_Goal of the exercise_: Character for character, write out the data below.

_Given entries_:

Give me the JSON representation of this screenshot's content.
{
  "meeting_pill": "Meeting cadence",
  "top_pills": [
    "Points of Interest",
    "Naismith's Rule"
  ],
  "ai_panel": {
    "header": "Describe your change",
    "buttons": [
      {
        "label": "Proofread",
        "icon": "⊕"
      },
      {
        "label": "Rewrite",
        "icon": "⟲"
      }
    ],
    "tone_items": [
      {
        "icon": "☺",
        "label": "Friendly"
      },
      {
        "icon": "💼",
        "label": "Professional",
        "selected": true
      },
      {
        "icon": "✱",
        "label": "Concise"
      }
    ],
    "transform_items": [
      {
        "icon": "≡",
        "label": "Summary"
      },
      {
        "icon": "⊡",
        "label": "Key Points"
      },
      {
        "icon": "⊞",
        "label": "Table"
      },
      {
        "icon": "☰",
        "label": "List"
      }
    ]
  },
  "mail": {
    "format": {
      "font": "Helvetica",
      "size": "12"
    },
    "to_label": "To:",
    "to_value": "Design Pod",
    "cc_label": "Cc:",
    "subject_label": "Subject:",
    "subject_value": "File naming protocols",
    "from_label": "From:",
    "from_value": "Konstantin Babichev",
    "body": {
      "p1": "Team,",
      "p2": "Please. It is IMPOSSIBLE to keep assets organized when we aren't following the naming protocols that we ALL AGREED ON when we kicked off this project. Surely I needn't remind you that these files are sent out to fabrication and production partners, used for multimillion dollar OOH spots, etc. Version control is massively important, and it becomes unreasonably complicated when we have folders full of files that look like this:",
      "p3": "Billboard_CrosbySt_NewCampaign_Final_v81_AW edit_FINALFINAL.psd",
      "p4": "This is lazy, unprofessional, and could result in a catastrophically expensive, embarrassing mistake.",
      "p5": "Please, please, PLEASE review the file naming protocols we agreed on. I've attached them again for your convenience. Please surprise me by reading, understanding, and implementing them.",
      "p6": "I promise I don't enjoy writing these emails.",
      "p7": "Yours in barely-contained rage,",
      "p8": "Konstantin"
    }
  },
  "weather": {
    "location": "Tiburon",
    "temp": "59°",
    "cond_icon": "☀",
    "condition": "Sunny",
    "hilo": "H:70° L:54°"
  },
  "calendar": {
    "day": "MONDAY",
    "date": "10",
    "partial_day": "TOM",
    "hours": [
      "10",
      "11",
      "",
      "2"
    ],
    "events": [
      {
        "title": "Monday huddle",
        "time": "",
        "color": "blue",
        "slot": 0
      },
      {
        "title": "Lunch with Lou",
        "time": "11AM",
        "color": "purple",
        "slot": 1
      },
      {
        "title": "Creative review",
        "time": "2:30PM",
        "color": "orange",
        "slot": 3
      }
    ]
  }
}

_Answer_:
Give me the JSON representation of this screenshot's content.
{
  "meeting_pill": "Meeting cadence",
  "top_pills": [
    "Points of Interest",
    "Naismith's Rule"
  ],
  "ai_panel": {
    "header": "Describe your change",
    "buttons": [
      {
        "label": "Proofread",
        "icon": "⊕"
      },
      {
        "label": "Rewrite",
        "icon": "⟲"
      }
    ],
    "tone_items": [
      {
        "icon": "☺",
        "label": "Friendly"
      },
      {
        "icon": "💼",
        "label": "Professional",
        "selected": true
      },
      {
        "icon": "✱",
        "label": "Concise"
      }
    ],
    "transform_items": [
      {
        "icon": "≡",
        "label": "Summary"
      },
      {
        "icon": "⊡",
        "label": "Key Points"
      },
      {
        "icon": "⊞",
        "label": "Table"
      },
      {
        "icon": "☰",
        "label": "List"
      }
    ]
  },
  "mail": {
    "format": {
      "font": "Helvetica",
      "size": "12"
    },
    "to_label": "To:",
    "to_value": "Design Pod",
    "cc_label": "Cc:",
    "subject_label": "Subject:",
    "subject_value": "File naming protocols",
    "from_label": "From:",
    "from_value": "Konstantin Babichev",
    "body": {
      "p1": "Team,",
      "p2": "Please. It is IMPOSSIBLE to keep assets organized when we aren't following the naming protocols that we ALL AGREED ON when we kicked off this project. Surely I needn't remind you that these files are sent out to fabrication and production partners, used for multimillion dollar OOH spots, etc. Version control is massively important, and it becomes unreasonably complicated when we have folders full of files that look like this:",
      "p3": "Billboard_CrosbySt_NewCampaign_Final_v81_AW edit_FINALFINAL.psd",
      "p4": "This is lazy, unprofessional, and could result in a catastrophically expensive, embarrassing mistake.",
      "p5": "Please, please, PLEASE review the file naming protocols we agreed on. I've attached them again for your convenience. Please surprise me by reading, understanding, and implementing them.",
      "p6": "I promise I don't enjoy writing these emails.",
      "p7": "Yours in barely-contained rage,",
      "p8": "Konstantin"
    }
  },
  "weather": {
    "location": "Tiburon",
    "temp": "59°",
    "cond_icon": "☀",
    "condition": "Sunny",
    "hilo": "H:70° L:54°"
  },
  "calendar": {
    "day": "MONDAY",
    "date": "10",
    "partial_day": "TOM",
    "hours": [
      "10",
      "11",
      "",
      "2"
    ],
    "events": [
      {
        "title": "Monday huddle",
        "time": "",
        "color": "blue",
        "slot": 0
      },
      {
        "title": "Lunch with Lou",
        "time": "11AM",
        "color": "purple",
        "slot": 1
      },
      {
        "title": "Creative review",
        "time": "2:30PM",
        "color": "orange",
        "slot": 3
      }
    ]
  }
}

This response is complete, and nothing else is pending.